This section includes book notes of 150-300 words as well as some book reviews of 600-900 words on books of particular interest to the members of our group. This was the last time the Book Notes & Reviews appeared under the editorship of Cas Mudde. From now on, if you have either suggestions for books you would like to review or see reviewed (including recent books of your own), please contact Nigel Copsey of Teeside University (UK).

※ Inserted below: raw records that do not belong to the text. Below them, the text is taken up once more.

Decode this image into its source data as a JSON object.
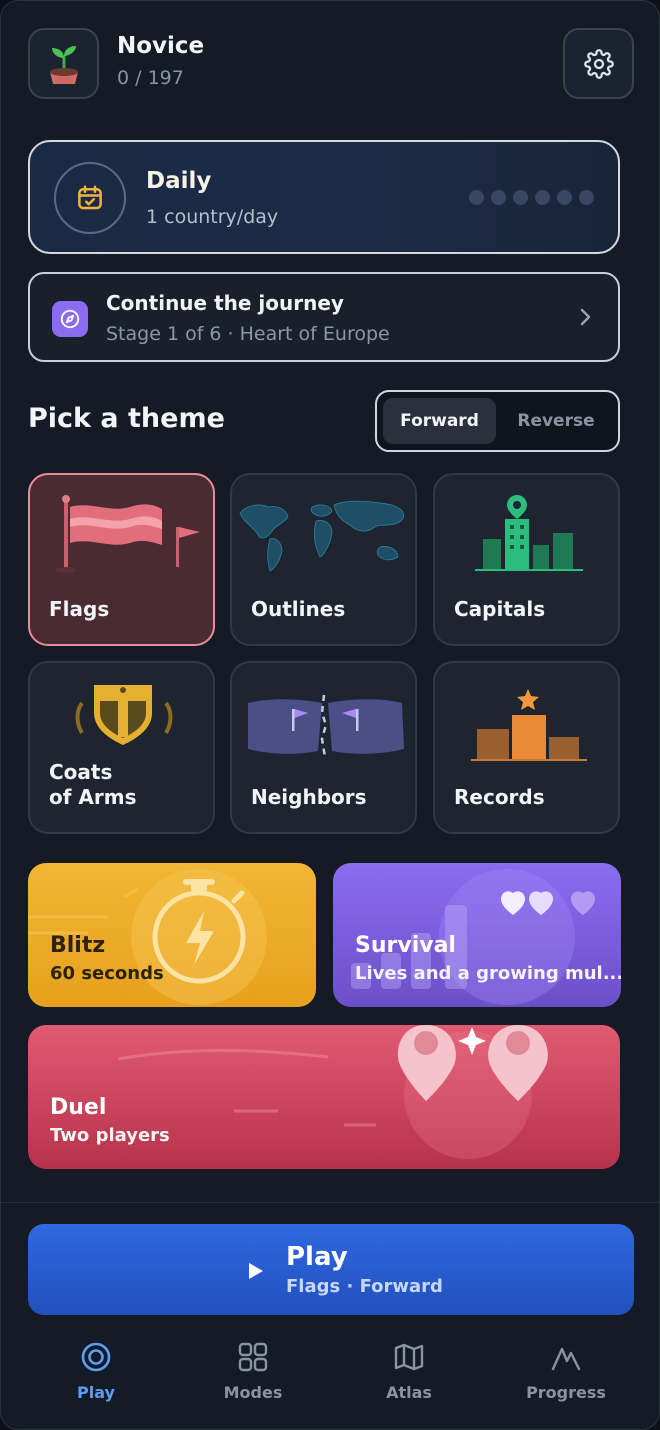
{
  "header": {
    "rank_title": "Novice",
    "rank_progress": "0 / 197",
    "avatar_icon": "sprout-icon",
    "settings_icon": "gear-icon"
  },
  "daily": {
    "title": "Daily",
    "subtitle": "1 country/day",
    "icon": "calendar-check-icon",
    "streak_total": 6,
    "streak_done": 0
  },
  "journey": {
    "title": "Continue the journey",
    "subtitle": "Stage 1 of 6 · Heart of Europe",
    "icon": "compass-icon"
  },
  "themes_section": {
    "title": "Pick a theme",
    "direction_options": [
      "Forward",
      "Reverse"
    ],
    "selected_direction": "Forward"
  },
  "themes": [
    {
      "label": "Flags",
      "selected": true
    },
    {
      "label": "Outlines",
      "selected": false
    },
    {
      "label": "Capitals",
      "selected": false
    },
    {
      "label": "Coats\nof Arms",
      "selected": false
    },
    {
      "label": "Neighbors",
      "selected": false
    },
    {
      "label": "Records",
      "selected": false
    }
  ],
  "modes": {
    "blitz": {
      "title": "Blitz",
      "subtitle": "60 seconds",
      "color": "#f1b634"
    },
    "survival": {
      "title": "Survival",
      "subtitle": "Lives and a growing mul...",
      "color": "#8a6cf0"
    },
    "duel": {
      "title": "Duel",
      "subtitle": "Two players",
      "color": "#e05a72"
    }
  },
  "play": {
    "label": "Play",
    "subtitle": "Flags · Forward",
    "color": "#2a5cd6"
  },
  "nav": [
    {
      "label": "Play",
      "icon": "target-icon",
      "active": true
    },
    {
      "label": "Modes",
      "icon": "grid-icon",
      "active": false
    },
    {
      "label": "Atlas",
      "icon": "map-icon",
      "active": false
    },
    {
      "label": "Progress",
      "icon": "mountain-chart-icon",
      "active": false
    }
  ],
  "colors": {
    "accent": "#5d9df6",
    "background": "#151b25",
    "flags_tile": "#4a2b33"
  }
}
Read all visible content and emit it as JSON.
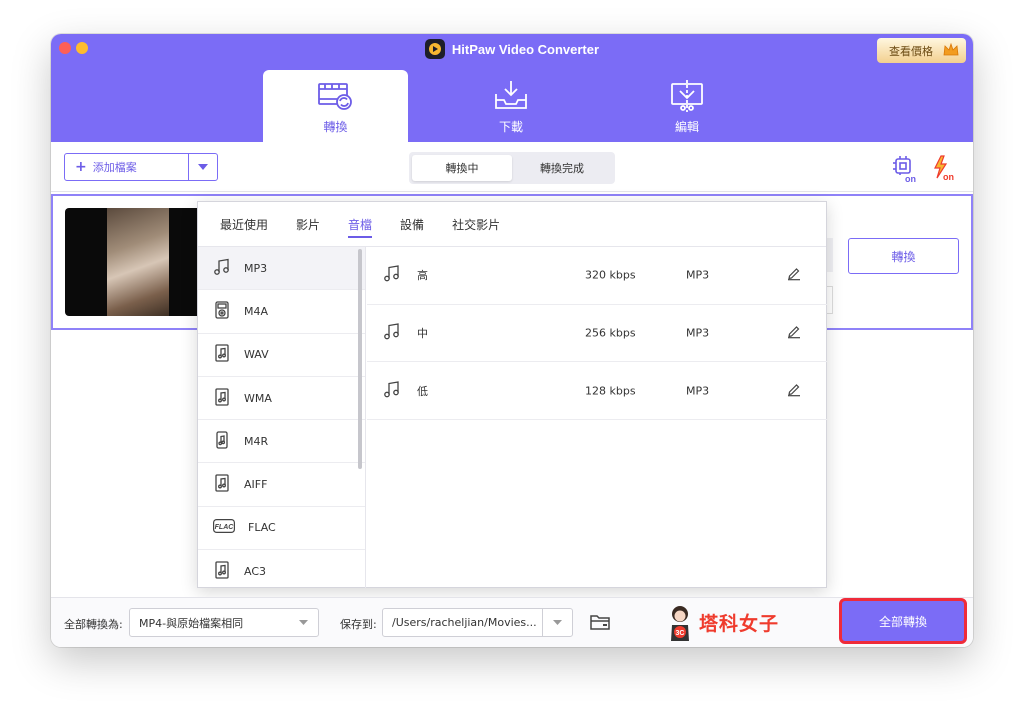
{
  "app": {
    "title": "HitPaw Video Converter",
    "price_button": "查看價格"
  },
  "tabs": [
    {
      "label": "轉換",
      "icon": "film-convert-icon",
      "active": true
    },
    {
      "label": "下載",
      "icon": "download-tray-icon",
      "active": false
    },
    {
      "label": "編輯",
      "icon": "edit-crop-icon",
      "active": false
    }
  ],
  "toolbar": {
    "add_files": "添加檔案",
    "segment": [
      "轉換中",
      "轉換完成"
    ],
    "hardware_accel_label": "on",
    "speed_label": "on"
  },
  "file_card": {
    "convert_button": "轉換"
  },
  "format_popup": {
    "tabs": [
      "最近使用",
      "影片",
      "音檔",
      "設備",
      "社交影片"
    ],
    "active_tab": "音檔",
    "formats": [
      {
        "label": "MP3",
        "icon": "music-note-icon"
      },
      {
        "label": "M4A",
        "icon": "ipod-icon"
      },
      {
        "label": "WAV",
        "icon": "audio-file-icon"
      },
      {
        "label": "WMA",
        "icon": "audio-file-icon"
      },
      {
        "label": "M4R",
        "icon": "phone-audio-icon"
      },
      {
        "label": "AIFF",
        "icon": "audio-file-icon"
      },
      {
        "label": "FLAC",
        "icon": "flac-icon"
      },
      {
        "label": "AC3",
        "icon": "audio-file-icon"
      }
    ],
    "selected_format": "MP3",
    "qualities": [
      {
        "name": "高",
        "bitrate": "320 kbps",
        "format": "MP3"
      },
      {
        "name": "中",
        "bitrate": "256 kbps",
        "format": "MP3"
      },
      {
        "name": "低",
        "bitrate": "128 kbps",
        "format": "MP3"
      }
    ]
  },
  "footer": {
    "convert_all_label": "全部轉換為:",
    "convert_all_value": "MP4-與原始檔案相同",
    "save_to_label": "保存到:",
    "save_to_value": "/Users/racheljian/Movies...",
    "watermark_text": "塔科女子",
    "watermark_badge": "3C",
    "convert_all_button": "全部轉換"
  },
  "colors": {
    "accent": "#7b6cf6",
    "accent_dark": "#6c5ce7",
    "highlight": "#ef2b3a",
    "brand_red": "#ef3b2d"
  }
}
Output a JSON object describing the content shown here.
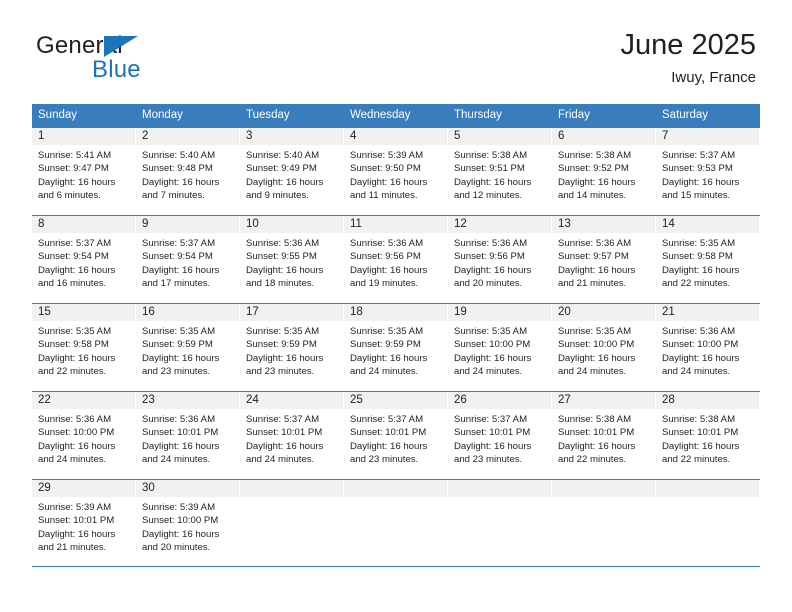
{
  "brand": {
    "name_part1": "General",
    "name_part2": "Blue",
    "triangle_color": "#1b75bb",
    "text_color": "#231f20"
  },
  "header": {
    "title": "June 2025",
    "subtitle": "Iwuy, France"
  },
  "theme": {
    "header_blue": "#3a7dbd",
    "day_band_gray": "#f1f1f1",
    "text": "#231f20",
    "page_background": "#ffffff"
  },
  "weekdays": [
    "Sunday",
    "Monday",
    "Tuesday",
    "Wednesday",
    "Thursday",
    "Friday",
    "Saturday"
  ],
  "weeks": [
    [
      {
        "day": "1",
        "sunrise": "Sunrise: 5:41 AM",
        "sunset": "Sunset: 9:47 PM",
        "daylight1": "Daylight: 16 hours",
        "daylight2": "and 6 minutes."
      },
      {
        "day": "2",
        "sunrise": "Sunrise: 5:40 AM",
        "sunset": "Sunset: 9:48 PM",
        "daylight1": "Daylight: 16 hours",
        "daylight2": "and 7 minutes."
      },
      {
        "day": "3",
        "sunrise": "Sunrise: 5:40 AM",
        "sunset": "Sunset: 9:49 PM",
        "daylight1": "Daylight: 16 hours",
        "daylight2": "and 9 minutes."
      },
      {
        "day": "4",
        "sunrise": "Sunrise: 5:39 AM",
        "sunset": "Sunset: 9:50 PM",
        "daylight1": "Daylight: 16 hours",
        "daylight2": "and 11 minutes."
      },
      {
        "day": "5",
        "sunrise": "Sunrise: 5:38 AM",
        "sunset": "Sunset: 9:51 PM",
        "daylight1": "Daylight: 16 hours",
        "daylight2": "and 12 minutes."
      },
      {
        "day": "6",
        "sunrise": "Sunrise: 5:38 AM",
        "sunset": "Sunset: 9:52 PM",
        "daylight1": "Daylight: 16 hours",
        "daylight2": "and 14 minutes."
      },
      {
        "day": "7",
        "sunrise": "Sunrise: 5:37 AM",
        "sunset": "Sunset: 9:53 PM",
        "daylight1": "Daylight: 16 hours",
        "daylight2": "and 15 minutes."
      }
    ],
    [
      {
        "day": "8",
        "sunrise": "Sunrise: 5:37 AM",
        "sunset": "Sunset: 9:54 PM",
        "daylight1": "Daylight: 16 hours",
        "daylight2": "and 16 minutes."
      },
      {
        "day": "9",
        "sunrise": "Sunrise: 5:37 AM",
        "sunset": "Sunset: 9:54 PM",
        "daylight1": "Daylight: 16 hours",
        "daylight2": "and 17 minutes."
      },
      {
        "day": "10",
        "sunrise": "Sunrise: 5:36 AM",
        "sunset": "Sunset: 9:55 PM",
        "daylight1": "Daylight: 16 hours",
        "daylight2": "and 18 minutes."
      },
      {
        "day": "11",
        "sunrise": "Sunrise: 5:36 AM",
        "sunset": "Sunset: 9:56 PM",
        "daylight1": "Daylight: 16 hours",
        "daylight2": "and 19 minutes."
      },
      {
        "day": "12",
        "sunrise": "Sunrise: 5:36 AM",
        "sunset": "Sunset: 9:56 PM",
        "daylight1": "Daylight: 16 hours",
        "daylight2": "and 20 minutes."
      },
      {
        "day": "13",
        "sunrise": "Sunrise: 5:36 AM",
        "sunset": "Sunset: 9:57 PM",
        "daylight1": "Daylight: 16 hours",
        "daylight2": "and 21 minutes."
      },
      {
        "day": "14",
        "sunrise": "Sunrise: 5:35 AM",
        "sunset": "Sunset: 9:58 PM",
        "daylight1": "Daylight: 16 hours",
        "daylight2": "and 22 minutes."
      }
    ],
    [
      {
        "day": "15",
        "sunrise": "Sunrise: 5:35 AM",
        "sunset": "Sunset: 9:58 PM",
        "daylight1": "Daylight: 16 hours",
        "daylight2": "and 22 minutes."
      },
      {
        "day": "16",
        "sunrise": "Sunrise: 5:35 AM",
        "sunset": "Sunset: 9:59 PM",
        "daylight1": "Daylight: 16 hours",
        "daylight2": "and 23 minutes."
      },
      {
        "day": "17",
        "sunrise": "Sunrise: 5:35 AM",
        "sunset": "Sunset: 9:59 PM",
        "daylight1": "Daylight: 16 hours",
        "daylight2": "and 23 minutes."
      },
      {
        "day": "18",
        "sunrise": "Sunrise: 5:35 AM",
        "sunset": "Sunset: 9:59 PM",
        "daylight1": "Daylight: 16 hours",
        "daylight2": "and 24 minutes."
      },
      {
        "day": "19",
        "sunrise": "Sunrise: 5:35 AM",
        "sunset": "Sunset: 10:00 PM",
        "daylight1": "Daylight: 16 hours",
        "daylight2": "and 24 minutes."
      },
      {
        "day": "20",
        "sunrise": "Sunrise: 5:35 AM",
        "sunset": "Sunset: 10:00 PM",
        "daylight1": "Daylight: 16 hours",
        "daylight2": "and 24 minutes."
      },
      {
        "day": "21",
        "sunrise": "Sunrise: 5:36 AM",
        "sunset": "Sunset: 10:00 PM",
        "daylight1": "Daylight: 16 hours",
        "daylight2": "and 24 minutes."
      }
    ],
    [
      {
        "day": "22",
        "sunrise": "Sunrise: 5:36 AM",
        "sunset": "Sunset: 10:00 PM",
        "daylight1": "Daylight: 16 hours",
        "daylight2": "and 24 minutes."
      },
      {
        "day": "23",
        "sunrise": "Sunrise: 5:36 AM",
        "sunset": "Sunset: 10:01 PM",
        "daylight1": "Daylight: 16 hours",
        "daylight2": "and 24 minutes."
      },
      {
        "day": "24",
        "sunrise": "Sunrise: 5:37 AM",
        "sunset": "Sunset: 10:01 PM",
        "daylight1": "Daylight: 16 hours",
        "daylight2": "and 24 minutes."
      },
      {
        "day": "25",
        "sunrise": "Sunrise: 5:37 AM",
        "sunset": "Sunset: 10:01 PM",
        "daylight1": "Daylight: 16 hours",
        "daylight2": "and 23 minutes."
      },
      {
        "day": "26",
        "sunrise": "Sunrise: 5:37 AM",
        "sunset": "Sunset: 10:01 PM",
        "daylight1": "Daylight: 16 hours",
        "daylight2": "and 23 minutes."
      },
      {
        "day": "27",
        "sunrise": "Sunrise: 5:38 AM",
        "sunset": "Sunset: 10:01 PM",
        "daylight1": "Daylight: 16 hours",
        "daylight2": "and 22 minutes."
      },
      {
        "day": "28",
        "sunrise": "Sunrise: 5:38 AM",
        "sunset": "Sunset: 10:01 PM",
        "daylight1": "Daylight: 16 hours",
        "daylight2": "and 22 minutes."
      }
    ],
    [
      {
        "day": "29",
        "sunrise": "Sunrise: 5:39 AM",
        "sunset": "Sunset: 10:01 PM",
        "daylight1": "Daylight: 16 hours",
        "daylight2": "and 21 minutes."
      },
      {
        "day": "30",
        "sunrise": "Sunrise: 5:39 AM",
        "sunset": "Sunset: 10:00 PM",
        "daylight1": "Daylight: 16 hours",
        "daylight2": "and 20 minutes."
      },
      {
        "day": "",
        "sunrise": "",
        "sunset": "",
        "daylight1": "",
        "daylight2": ""
      },
      {
        "day": "",
        "sunrise": "",
        "sunset": "",
        "daylight1": "",
        "daylight2": ""
      },
      {
        "day": "",
        "sunrise": "",
        "sunset": "",
        "daylight1": "",
        "daylight2": ""
      },
      {
        "day": "",
        "sunrise": "",
        "sunset": "",
        "daylight1": "",
        "daylight2": ""
      },
      {
        "day": "",
        "sunrise": "",
        "sunset": "",
        "daylight1": "",
        "daylight2": ""
      }
    ]
  ]
}
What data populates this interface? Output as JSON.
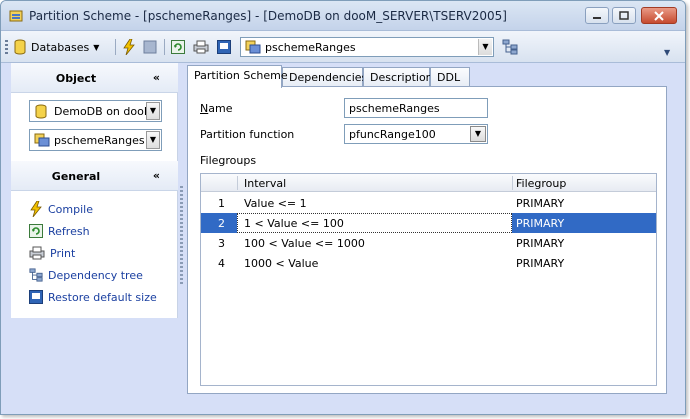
{
  "window": {
    "title": "Partition Scheme - [pschemeRanges] - [DemoDB on dooM_SERVER\\TSERV2005]",
    "controls": [
      "minimize",
      "restore",
      "close"
    ]
  },
  "toolbar": {
    "databases_label": "Databases",
    "object_combo_value": "pschemeRanges"
  },
  "left_panel": {
    "object_section": {
      "title": "Object",
      "database_value": "DemoDB on dooM_",
      "object_value": "pschemeRanges"
    },
    "general_section": {
      "title": "General",
      "links": [
        {
          "label": "Compile",
          "icon": "lightning-icon"
        },
        {
          "label": "Refresh",
          "icon": "refresh-icon"
        },
        {
          "label": "Print",
          "icon": "printer-icon"
        },
        {
          "label": "Dependency tree",
          "icon": "tree-icon"
        },
        {
          "label": "Restore default size",
          "icon": "restore-size-icon"
        }
      ]
    }
  },
  "tabs": [
    {
      "label": "Partition Scheme",
      "active": true
    },
    {
      "label": "Dependencies",
      "active": false
    },
    {
      "label": "Description",
      "active": false
    },
    {
      "label": "DDL",
      "active": false
    }
  ],
  "form": {
    "name_label_pre": "",
    "name_label_underlined": "N",
    "name_label_post": "ame",
    "name_value": "pschemeRanges",
    "partition_function_label": "Partition function",
    "partition_function_value": "pfuncRange100",
    "filegroups_label": "Filegroups"
  },
  "filegroups_grid": {
    "columns": [
      "Interval",
      "Filegroup"
    ],
    "rows": [
      {
        "num": "1",
        "interval": "Value <= 1",
        "filegroup": "PRIMARY",
        "selected": false
      },
      {
        "num": "2",
        "interval": "1 < Value <= 100",
        "filegroup": "PRIMARY",
        "selected": true
      },
      {
        "num": "3",
        "interval": "100 < Value <= 1000",
        "filegroup": "PRIMARY",
        "selected": false
      },
      {
        "num": "4",
        "interval": "1000 < Value",
        "filegroup": "PRIMARY",
        "selected": false
      }
    ]
  },
  "colors": {
    "selection": "#316ac5",
    "link": "#1a3fa0",
    "frame": "#d6dff7"
  }
}
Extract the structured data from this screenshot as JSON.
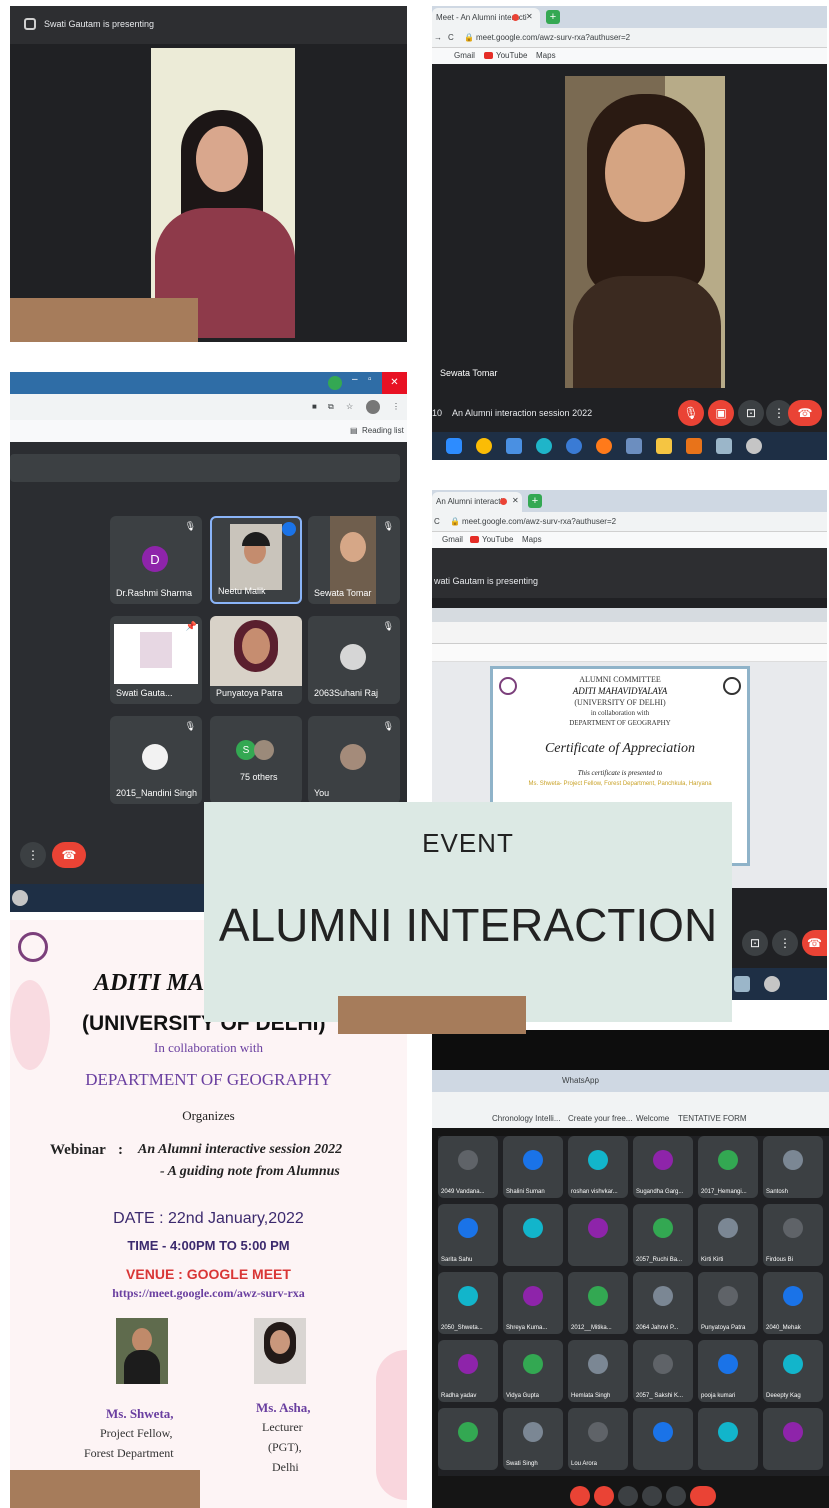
{
  "panel1": {
    "presenting_label": "Swati Gautam is presenting"
  },
  "panel2": {
    "tab_label": "Meet - An Alumni interacti",
    "url": "meet.google.com/awz-surv-rxa?authuser=2",
    "bookmarks": [
      "Gmail",
      "YouTube",
      "Maps"
    ],
    "participant_name": "Sewata Tomar",
    "meeting_title": "An Alumni interaction session 2022",
    "time_prefix": "10"
  },
  "panel3": {
    "reading_list": "Reading list",
    "tiles": [
      {
        "name": "Dr.Rashmi Sharma",
        "avatar": "D"
      },
      {
        "name": "Neetu Malik"
      },
      {
        "name": "Sewata Tomar"
      },
      {
        "name": "Swati Gauta..."
      },
      {
        "name": "Punyatoya Patra"
      },
      {
        "name": "2063Suhani Raj"
      },
      {
        "name": "2015_Nandini Singh"
      },
      {
        "name": "75 others",
        "avatar": "S"
      },
      {
        "name": "You"
      }
    ]
  },
  "panel4": {
    "tab_label": "An Alumni interacti",
    "url": "meet.google.com/awz-surv-rxa?authuser=2",
    "bookmarks": [
      "Gmail",
      "YouTube",
      "Maps"
    ],
    "presenting_label": "wati Gautam is presenting",
    "cert": {
      "line1": "ALUMNI COMMITTEE",
      "line2": "ADITI MAHAVIDYALAYA",
      "line3": "(UNIVERSITY OF DELHI)",
      "line4": "in collaboration with",
      "line5": "DEPARTMENT OF GEOGRAPHY",
      "title": "Certificate of Appreciation",
      "presented": "This certificate is presented to",
      "recipient": "Ms. Shweta- Project Fellow, Forest Department, Panchkula, Haryana"
    }
  },
  "event": {
    "label": "EVENT",
    "title": "ALUMNI INTERACTION"
  },
  "poster": {
    "college": "ADITI MAH",
    "univ": "(UNIVERSITY OF DELHI)",
    "collab": "In collaboration with",
    "dept": "DEPARTMENT OF GEOGRAPHY",
    "organizes": "Organizes",
    "webinar_label": "Webinar",
    "webinar_colon": ":",
    "webinar_title": "An Alumni interactive session 2022",
    "webinar_sub": "- A guiding note from Alumnus",
    "date": "DATE : 22nd January,2022",
    "time": "TIME - 4:00PM TO 5:00 PM",
    "venue": "VENUE : GOOGLE MEET",
    "link": "https://meet.google.com/awz-surv-rxa",
    "speaker1": {
      "name": "Ms. Shweta,",
      "role1": "Project Fellow,",
      "role2": "Forest Department"
    },
    "speaker2": {
      "name": "Ms. Asha,",
      "role1": "Lecturer",
      "role2": "(PGT),",
      "role3": "Delhi"
    }
  },
  "panel6": {
    "tab1": "WhatsApp",
    "bookmarks": [
      "Chronology Intelli...",
      "Create your free...",
      "Welcome",
      "TENTATIVE FORM"
    ],
    "row1": [
      "2049 Vandana...",
      "Shalini Suman",
      "roshan vishvkar...",
      "Sugandha Garg...",
      "2017_Hemangi...",
      "Santosh"
    ],
    "row2": [
      "Sarita Sahu",
      "",
      "",
      "2057_Ruchi Ba...",
      "Kirti Kirti",
      "Firdous Bi"
    ],
    "row3": [
      "2050_Shweta...",
      "Shreya Kuma...",
      "2012__Mitika...",
      "2064 Jahnvi P...",
      "Punyatoya Patra",
      "2040_Mehak"
    ],
    "row4": [
      "Radha yadav",
      "Vidya Gupta",
      "Hemlata Singh",
      "2057_ Sakshi K...",
      "pooja kumari",
      "Deeepty Kag"
    ],
    "row5": [
      "",
      "Swati Singh",
      "Lou Arora",
      "",
      "",
      ""
    ]
  },
  "colors": {
    "meet_red": "#ea4335",
    "meet_dark": "#202124",
    "event_card": "#dce9e4",
    "brown": "#a67c5b",
    "poster_purple": "#6a3fa0",
    "poster_red": "#d93636"
  }
}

Book Notes Hans-Georg Betz, La droite populiste en Europe. Extrême et démocrate?, Paris: CEVIPOF/Autrement, 2004, 140 pp., EUR 22.00, ISBN 2-7467-0451-X (hbk). Reviewed by Jan Jagers (University of Antwerp) This book provides a profound analysis of the most recent tendencies and explanations in the literature on right-wing populism in Western Europe. Following an all-embracing approach, the author reveals the true nature of these parties and their electoral failure or success. At the same time, stressing the similarities and unity of the phenomenon, Hans-Georg Betz pays attention to specific characteristics of the situation in each country. To verify his insights, he refers abundantly to other research and carefully selected material of different party manifestos, election campaigns, party convention texts and speeches. As in his earlier writings, the author puts the success of right-wing populism down to the ability of these parties to “channel and exploit the public resentment against the established parties” (p. 159). However, recent study of the ideology and discourse of right-wing populist parties shows that they evolved from the margins to presenting themselves as a serious alternative by a form of “identitarian politics.” Their answers to uncertainties connected to globalization, migration and the loss of traditional group-ties, is a strong defence of traditional European values and cultural identity. Embedded in Christian history, their discourse is immediately directed against, and therefore not compatible with, the idea of multicultural society of Islam and ‘cosmopolitism’. Concerning content, the chapters could have been structured more clearly, and it is a pity that in making his point, the author does not consistently give examples fromall concerning parties. However, this book undoubtedly is a must for every scholar working in this area as it contains an interesting and profound comparative analysis of the political style, ideology and strategy of right-wing populist parties in Western Europe. Ethnic Violence and Justice. The Debate over Responsibility, Accountability, Intervention, Complicity, Tribunals and Truth Commissions, Budapest: CPS Books/New York: Open Society Institute, 2003, 155 pp., EUR/USD 19.95, ISBN: 963-9241-74-1 (pbk). Reviewed by Leigh Payne (University of Wisconsin-Madison)